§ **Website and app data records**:
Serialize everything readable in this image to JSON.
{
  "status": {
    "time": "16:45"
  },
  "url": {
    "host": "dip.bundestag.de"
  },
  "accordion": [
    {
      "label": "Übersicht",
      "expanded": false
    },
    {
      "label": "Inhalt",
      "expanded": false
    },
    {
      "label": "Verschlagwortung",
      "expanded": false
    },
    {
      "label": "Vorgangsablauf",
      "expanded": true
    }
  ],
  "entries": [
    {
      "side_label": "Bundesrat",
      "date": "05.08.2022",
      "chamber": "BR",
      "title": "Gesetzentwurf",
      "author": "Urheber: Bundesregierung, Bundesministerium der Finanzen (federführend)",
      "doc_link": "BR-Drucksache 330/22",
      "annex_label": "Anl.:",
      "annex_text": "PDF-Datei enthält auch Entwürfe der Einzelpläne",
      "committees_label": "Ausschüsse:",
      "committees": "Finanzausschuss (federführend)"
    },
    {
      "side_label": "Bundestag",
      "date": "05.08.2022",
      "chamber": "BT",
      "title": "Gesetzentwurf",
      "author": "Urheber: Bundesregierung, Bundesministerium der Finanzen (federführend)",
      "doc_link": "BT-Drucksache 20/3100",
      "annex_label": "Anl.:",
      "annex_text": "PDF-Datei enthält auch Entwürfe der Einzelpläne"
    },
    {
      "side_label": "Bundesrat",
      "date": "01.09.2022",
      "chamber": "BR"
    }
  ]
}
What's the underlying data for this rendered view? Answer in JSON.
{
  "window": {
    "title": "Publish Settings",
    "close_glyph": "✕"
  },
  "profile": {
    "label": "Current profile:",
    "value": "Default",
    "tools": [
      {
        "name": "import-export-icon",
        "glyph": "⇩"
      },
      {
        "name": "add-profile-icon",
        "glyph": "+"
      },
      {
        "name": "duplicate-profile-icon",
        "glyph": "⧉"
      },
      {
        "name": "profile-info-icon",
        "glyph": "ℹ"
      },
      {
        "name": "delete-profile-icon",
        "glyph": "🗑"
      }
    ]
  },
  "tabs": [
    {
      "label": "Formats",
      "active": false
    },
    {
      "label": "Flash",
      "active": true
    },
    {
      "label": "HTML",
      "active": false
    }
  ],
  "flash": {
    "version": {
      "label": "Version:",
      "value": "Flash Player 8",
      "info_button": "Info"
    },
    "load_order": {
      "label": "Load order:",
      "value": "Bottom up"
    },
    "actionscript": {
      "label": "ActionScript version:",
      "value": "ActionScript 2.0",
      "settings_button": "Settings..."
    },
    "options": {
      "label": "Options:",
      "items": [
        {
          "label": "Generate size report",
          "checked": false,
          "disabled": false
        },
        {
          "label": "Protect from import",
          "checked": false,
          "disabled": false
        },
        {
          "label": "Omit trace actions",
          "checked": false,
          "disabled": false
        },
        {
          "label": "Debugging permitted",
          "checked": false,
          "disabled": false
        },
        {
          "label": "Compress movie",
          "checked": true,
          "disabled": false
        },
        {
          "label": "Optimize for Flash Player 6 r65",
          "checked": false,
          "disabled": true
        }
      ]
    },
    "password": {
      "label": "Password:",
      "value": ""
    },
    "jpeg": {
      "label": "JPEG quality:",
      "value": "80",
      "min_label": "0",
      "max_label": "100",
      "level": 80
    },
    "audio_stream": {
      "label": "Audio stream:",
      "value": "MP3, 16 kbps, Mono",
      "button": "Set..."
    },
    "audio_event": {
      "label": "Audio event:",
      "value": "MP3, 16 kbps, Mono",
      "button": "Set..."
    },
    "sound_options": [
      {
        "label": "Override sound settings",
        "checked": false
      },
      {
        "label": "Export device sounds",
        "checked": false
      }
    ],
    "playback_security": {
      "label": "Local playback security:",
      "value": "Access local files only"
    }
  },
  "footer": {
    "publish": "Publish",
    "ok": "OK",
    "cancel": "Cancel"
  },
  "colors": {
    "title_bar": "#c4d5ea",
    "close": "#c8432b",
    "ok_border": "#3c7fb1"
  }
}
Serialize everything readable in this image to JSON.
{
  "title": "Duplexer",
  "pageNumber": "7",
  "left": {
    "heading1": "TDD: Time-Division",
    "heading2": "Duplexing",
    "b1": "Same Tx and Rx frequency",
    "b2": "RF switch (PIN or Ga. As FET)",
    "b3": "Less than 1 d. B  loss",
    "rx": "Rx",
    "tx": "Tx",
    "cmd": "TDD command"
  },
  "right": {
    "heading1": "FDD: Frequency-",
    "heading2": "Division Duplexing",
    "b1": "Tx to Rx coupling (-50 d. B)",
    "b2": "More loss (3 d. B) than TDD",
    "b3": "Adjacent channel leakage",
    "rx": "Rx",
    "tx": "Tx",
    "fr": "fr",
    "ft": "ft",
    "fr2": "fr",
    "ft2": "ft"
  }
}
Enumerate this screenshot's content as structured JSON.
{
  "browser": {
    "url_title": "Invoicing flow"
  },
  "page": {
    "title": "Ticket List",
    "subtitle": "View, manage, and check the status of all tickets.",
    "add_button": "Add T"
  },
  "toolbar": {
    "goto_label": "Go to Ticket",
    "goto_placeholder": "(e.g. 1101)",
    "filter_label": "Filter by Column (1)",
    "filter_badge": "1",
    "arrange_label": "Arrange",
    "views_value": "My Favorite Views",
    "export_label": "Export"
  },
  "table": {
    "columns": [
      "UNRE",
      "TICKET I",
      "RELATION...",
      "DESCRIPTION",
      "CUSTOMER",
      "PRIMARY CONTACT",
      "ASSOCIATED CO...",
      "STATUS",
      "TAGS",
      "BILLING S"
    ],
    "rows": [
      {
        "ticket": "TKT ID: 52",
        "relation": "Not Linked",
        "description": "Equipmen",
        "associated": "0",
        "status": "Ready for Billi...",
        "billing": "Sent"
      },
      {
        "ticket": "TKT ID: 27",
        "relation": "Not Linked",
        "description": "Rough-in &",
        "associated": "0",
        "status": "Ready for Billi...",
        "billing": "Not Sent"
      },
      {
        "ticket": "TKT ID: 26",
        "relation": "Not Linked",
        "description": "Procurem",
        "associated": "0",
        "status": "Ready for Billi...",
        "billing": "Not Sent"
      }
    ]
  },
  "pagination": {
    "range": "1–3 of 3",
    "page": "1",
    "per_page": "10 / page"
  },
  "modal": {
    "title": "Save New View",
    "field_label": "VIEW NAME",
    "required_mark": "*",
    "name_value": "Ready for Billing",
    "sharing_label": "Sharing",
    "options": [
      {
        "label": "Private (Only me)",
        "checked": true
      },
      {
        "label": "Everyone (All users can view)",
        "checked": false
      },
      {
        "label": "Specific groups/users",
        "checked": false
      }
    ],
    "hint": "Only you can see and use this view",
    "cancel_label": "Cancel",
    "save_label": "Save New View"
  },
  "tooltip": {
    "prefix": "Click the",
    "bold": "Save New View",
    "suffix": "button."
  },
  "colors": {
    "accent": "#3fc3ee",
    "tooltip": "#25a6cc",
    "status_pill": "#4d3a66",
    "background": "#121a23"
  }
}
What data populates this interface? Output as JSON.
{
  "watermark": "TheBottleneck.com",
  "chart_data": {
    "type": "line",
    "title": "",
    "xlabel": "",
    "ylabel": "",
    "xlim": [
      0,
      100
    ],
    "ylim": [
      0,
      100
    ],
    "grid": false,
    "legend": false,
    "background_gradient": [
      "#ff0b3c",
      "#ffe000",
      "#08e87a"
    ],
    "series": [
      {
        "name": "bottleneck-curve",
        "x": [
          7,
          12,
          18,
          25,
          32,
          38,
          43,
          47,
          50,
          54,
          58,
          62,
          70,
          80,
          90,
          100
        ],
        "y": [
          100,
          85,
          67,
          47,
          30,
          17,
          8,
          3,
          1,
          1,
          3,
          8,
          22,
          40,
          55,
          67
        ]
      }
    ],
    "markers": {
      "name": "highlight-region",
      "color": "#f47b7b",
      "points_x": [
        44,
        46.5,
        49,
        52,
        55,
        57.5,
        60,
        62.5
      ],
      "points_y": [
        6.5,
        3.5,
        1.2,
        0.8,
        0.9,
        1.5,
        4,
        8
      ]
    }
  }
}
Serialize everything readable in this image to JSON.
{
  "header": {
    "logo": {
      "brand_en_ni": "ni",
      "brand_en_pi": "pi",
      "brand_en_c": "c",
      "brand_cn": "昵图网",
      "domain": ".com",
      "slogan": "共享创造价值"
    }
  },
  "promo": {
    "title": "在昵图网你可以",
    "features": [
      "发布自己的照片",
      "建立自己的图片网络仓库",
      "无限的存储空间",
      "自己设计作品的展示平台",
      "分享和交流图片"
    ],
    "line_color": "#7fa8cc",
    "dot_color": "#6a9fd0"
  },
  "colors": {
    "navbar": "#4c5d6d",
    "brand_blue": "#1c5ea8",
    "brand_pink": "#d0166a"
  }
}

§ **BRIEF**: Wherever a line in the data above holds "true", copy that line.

§ **RESULT OF THE TASK**:
      "expanded": true
      "active": true
          "checked": true,
          "disabled": true
        "checked": true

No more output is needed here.